Irwandi Yusuf, the former governor of Aceh, refused to sign the bylaws due to his opposition to stoning; he was joined in this stance by human rights activists. (Id.) The Qanun Jinayat has been described as a compilation of several existing provisions, adopted since the implementation of Shariah law in Aceh in 2001. These provisions covered propagation of Islam, punishment of unmarried couples who are in close proximity, gambling, and alcoholic drinks. (Id.)

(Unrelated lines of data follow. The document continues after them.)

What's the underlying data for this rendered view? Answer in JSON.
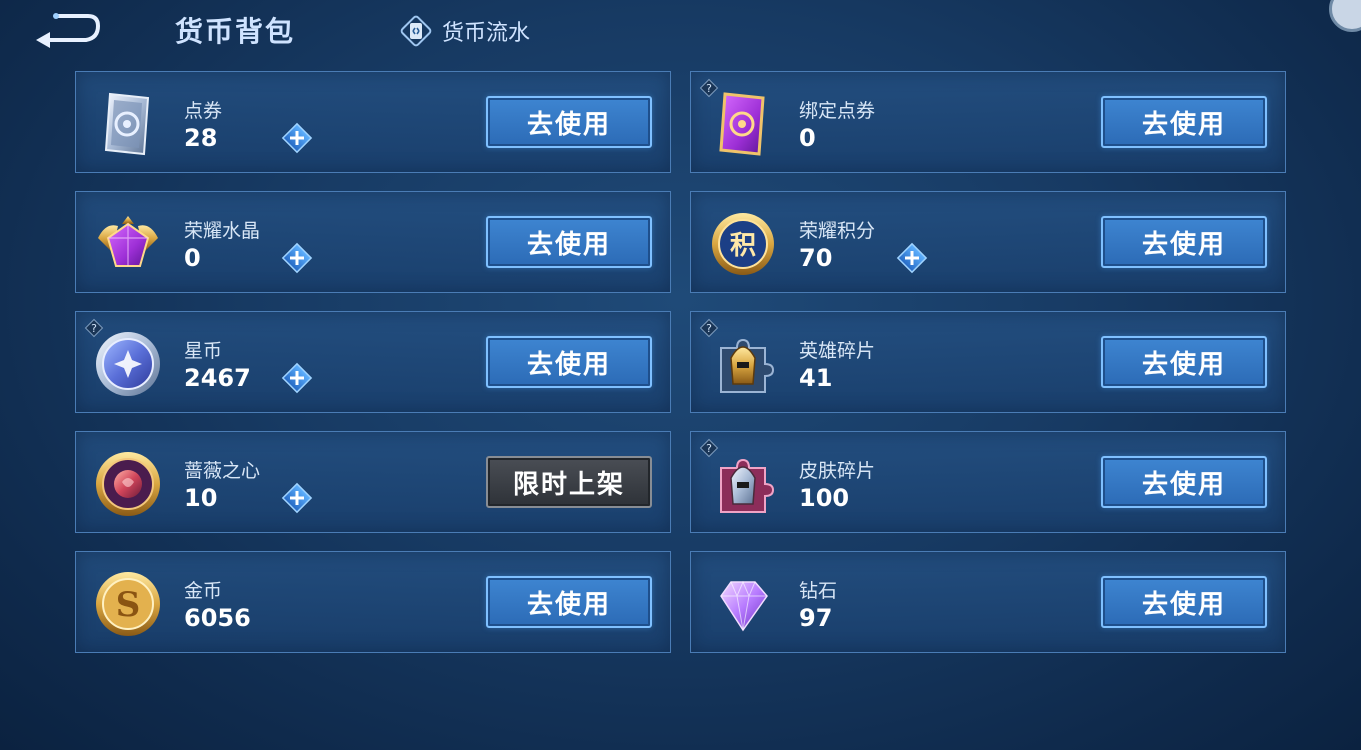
{
  "header": {
    "back_label": "",
    "title": "货币背包",
    "flow_label": "货币流水"
  },
  "colors": {
    "accent_blue": "#3e85d1",
    "card_border": "#4a7cb5",
    "disabled_gray": "#3a3e45"
  },
  "currencies": [
    {
      "name": "点券",
      "amount": "28",
      "button": "去使用",
      "icon": "voucher-icon",
      "has_plus": true,
      "has_help": false
    },
    {
      "name": "绑定点券",
      "amount": "0",
      "button": "去使用",
      "icon": "bound-voucher-icon",
      "has_plus": false,
      "has_help": true
    },
    {
      "name": "荣耀水晶",
      "amount": "0",
      "button": "去使用",
      "icon": "glory-crystal-icon",
      "has_plus": true,
      "has_help": false
    },
    {
      "name": "荣耀积分",
      "amount": "70",
      "button": "去使用",
      "icon": "glory-points-icon",
      "has_plus": true,
      "has_help": false
    },
    {
      "name": "星币",
      "amount": "2467",
      "button": "去使用",
      "icon": "star-coin-icon",
      "has_plus": true,
      "has_help": true
    },
    {
      "name": "英雄碎片",
      "amount": "41",
      "button": "去使用",
      "icon": "hero-fragment-icon",
      "has_plus": false,
      "has_help": true
    },
    {
      "name": "蔷薇之心",
      "amount": "10",
      "button": "限时上架",
      "icon": "rose-heart-icon",
      "has_plus": true,
      "has_help": false
    },
    {
      "name": "皮肤碎片",
      "amount": "100",
      "button": "去使用",
      "icon": "skin-fragment-icon",
      "has_plus": false,
      "has_help": true
    },
    {
      "name": "金币",
      "amount": "6056",
      "button": "去使用",
      "icon": "gold-coin-icon",
      "has_plus": false,
      "has_help": false
    },
    {
      "name": "钻石",
      "amount": "97",
      "button": "去使用",
      "icon": "diamond-icon",
      "has_plus": false,
      "has_help": false
    }
  ]
}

In addition to provincial-level Shariah regulations, some local governments have adopted controversial rules that reflect Shariah views. Early in 2013, the city of Lhokseumawe introduced a bylaw that banned women from riding astride motorcycles as passengers. The mayor of the city, Suaidi Yahya, has stated that the motive behind the bylaw was that behavior and morals were moving away from the values of Aceh. He added that the rule was designed to “save women from things that will cause them to violate Shariah law. … We wish to honor women with this ban, because they are delicate creatures.” (MUI Supports Aceh Bylaw Banning Females from Straddling Motorcycles, THE JAKARTA GLOBE (Jan. 8, 2013).) Government officials in the city asserted that female passengers riding astride would provoke the male drivers and that it was therefore against Islamic law. (Women’s Groups Reject Aceh Motorbike Straddle Ban, THE WEST.COM.AU (Jan. 8, 2013).)

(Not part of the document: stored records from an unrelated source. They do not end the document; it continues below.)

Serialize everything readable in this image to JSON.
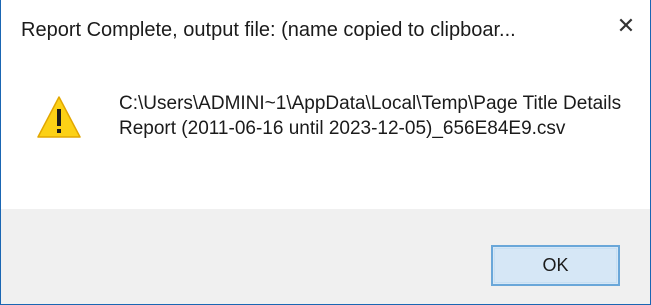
{
  "dialog": {
    "title": "Report Complete, output file: (name copied to clipboar...",
    "close_glyph": "✕",
    "icon": "warning-icon",
    "message": "C:\\Users\\ADMINI~1\\AppData\\Local\\Temp\\Page Title Details Report (2011-06-16 until 2023-12-05)_656E84E9.csv",
    "ok_label": "OK"
  },
  "colors": {
    "border": "#1a66b3",
    "footer_bg": "#f0f0f0",
    "button_bg": "#d6e7f6",
    "button_border": "#6aa7d9",
    "warning_fill": "#fcd116"
  }
}
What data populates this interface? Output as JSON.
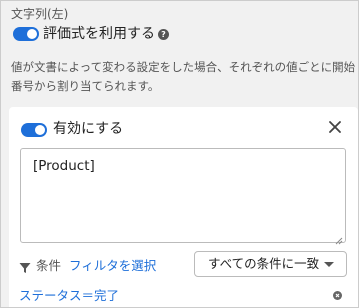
{
  "section": {
    "label": "文字列(左)"
  },
  "formula_toggle": {
    "label": "評価式を利用する",
    "help_icon_glyph": "?",
    "state": "on"
  },
  "description": {
    "text": "値が文書によって変わる設定をした場合、それぞれの値ごとに開始番号から割り当てられます。"
  },
  "entry": {
    "enable_toggle": {
      "label": "有効にする",
      "state": "on"
    },
    "close_icon": "close-icon",
    "text_value": "[Product]",
    "condition_label": "条件",
    "filter_link": "フィルタを選択",
    "match_select": {
      "selected": "すべての条件に一致"
    },
    "conditions": [
      {
        "text": "ステータス＝完了"
      }
    ]
  },
  "colors": {
    "accent": "#1e6fd9",
    "background": "#f1f1f1",
    "card": "#ffffff"
  }
}
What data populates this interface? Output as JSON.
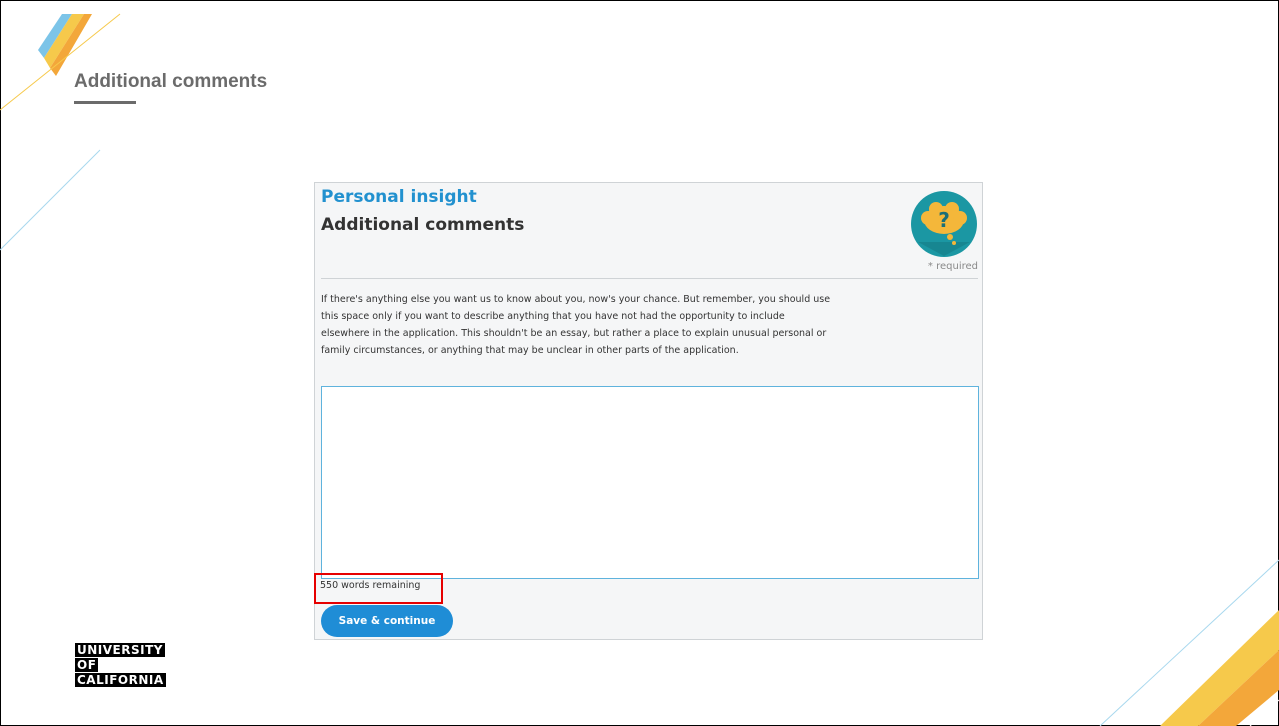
{
  "slide": {
    "title": "Additional comments"
  },
  "form": {
    "section_label": "Personal insight",
    "title": "Additional comments",
    "help_icon": "question-thought-bubble-icon",
    "required_note": "* required",
    "instructions": "If there's anything else you want us to know about you, now's your chance. But remember, you should use this space only if you want to describe anything that you have not had the opportunity to include elsewhere in the application. This shouldn't be an essay, but rather a place to explain unusual personal or family circumstances, or anything that may be unclear in other parts of the application.",
    "essay_value": "",
    "word_count": "550 words remaining",
    "save_label": "Save & continue"
  },
  "logo": {
    "lines": [
      "UNIVERSITY",
      "OF",
      "CALIFORNIA"
    ]
  },
  "colors": {
    "accent_blue": "#1f8dd6",
    "heading_blue": "#2291cf",
    "highlight_red": "#e60000",
    "icon_teal": "#1b97a3",
    "icon_gold": "#f4b73a"
  }
}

A national religious leader, Ma’ruf Amin, the Chairman of the Indonesian Council of Religious Leaders (Majelis Ulama Indonesia, or MUI), agreed with the bylaw, stating that riding motorcycles was not appropriate for women and that in particular “[s]traddling is impolite for women.” (Id.) The Council is the most prominent Islamic clerical body in Indonesia. (Berkley Center for Religion, Peace and World Affairs (Georgetown University), Council of Indonesian Ulama, RESOURCES ON FAITH, ETHICS, AND PUBLIC LIFE; Majelis Ulama Indonesia website (both last visited Mar. 14, 2013).)

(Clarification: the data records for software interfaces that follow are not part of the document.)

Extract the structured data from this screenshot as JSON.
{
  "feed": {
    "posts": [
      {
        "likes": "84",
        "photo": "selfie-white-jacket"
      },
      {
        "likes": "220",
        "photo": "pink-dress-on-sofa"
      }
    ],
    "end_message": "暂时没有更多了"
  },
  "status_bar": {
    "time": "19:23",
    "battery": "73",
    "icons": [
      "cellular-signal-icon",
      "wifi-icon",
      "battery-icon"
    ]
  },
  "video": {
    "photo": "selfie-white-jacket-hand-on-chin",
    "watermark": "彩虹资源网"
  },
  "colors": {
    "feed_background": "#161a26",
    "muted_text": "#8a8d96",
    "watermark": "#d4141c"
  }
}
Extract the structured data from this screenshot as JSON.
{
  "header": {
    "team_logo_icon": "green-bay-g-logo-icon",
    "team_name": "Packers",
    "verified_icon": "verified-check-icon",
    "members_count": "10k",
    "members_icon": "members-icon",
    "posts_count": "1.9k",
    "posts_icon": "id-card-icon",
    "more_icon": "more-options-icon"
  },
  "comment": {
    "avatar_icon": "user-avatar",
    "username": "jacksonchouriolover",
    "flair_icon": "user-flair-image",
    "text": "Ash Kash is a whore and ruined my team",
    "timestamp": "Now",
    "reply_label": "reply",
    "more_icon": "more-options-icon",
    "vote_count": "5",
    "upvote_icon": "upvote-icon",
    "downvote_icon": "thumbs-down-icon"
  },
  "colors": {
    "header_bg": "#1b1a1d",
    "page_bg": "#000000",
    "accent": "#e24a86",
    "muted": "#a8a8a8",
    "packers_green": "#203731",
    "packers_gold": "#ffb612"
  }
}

The central government is reportedly not in agreement with the ban and is considering whether or not to intervene. (Regina Wang, Indonesia City to Prohibit Women Passengers from Straddling Motorcycles, TIME NEWS FEED (Jan. 7, 2013).) Furthermore, women’s rights groups have criticized the rule. Roslina Rasyid, of the Lhokseumawe branch of the Indonesian Women’s Association for Justice, rejected the rule as ignoring safety, claiming that riding astride is a safer way for a passenger to travel on a motorcycle, and Andy Yentriyani, of the National Commission on Violence Against Women, said the bylaw was “part of discriminative policies on women in this country in the name of religion and morality.” (Women’s Groups Reject Aceh Motorbike Straddle Ban, supra.)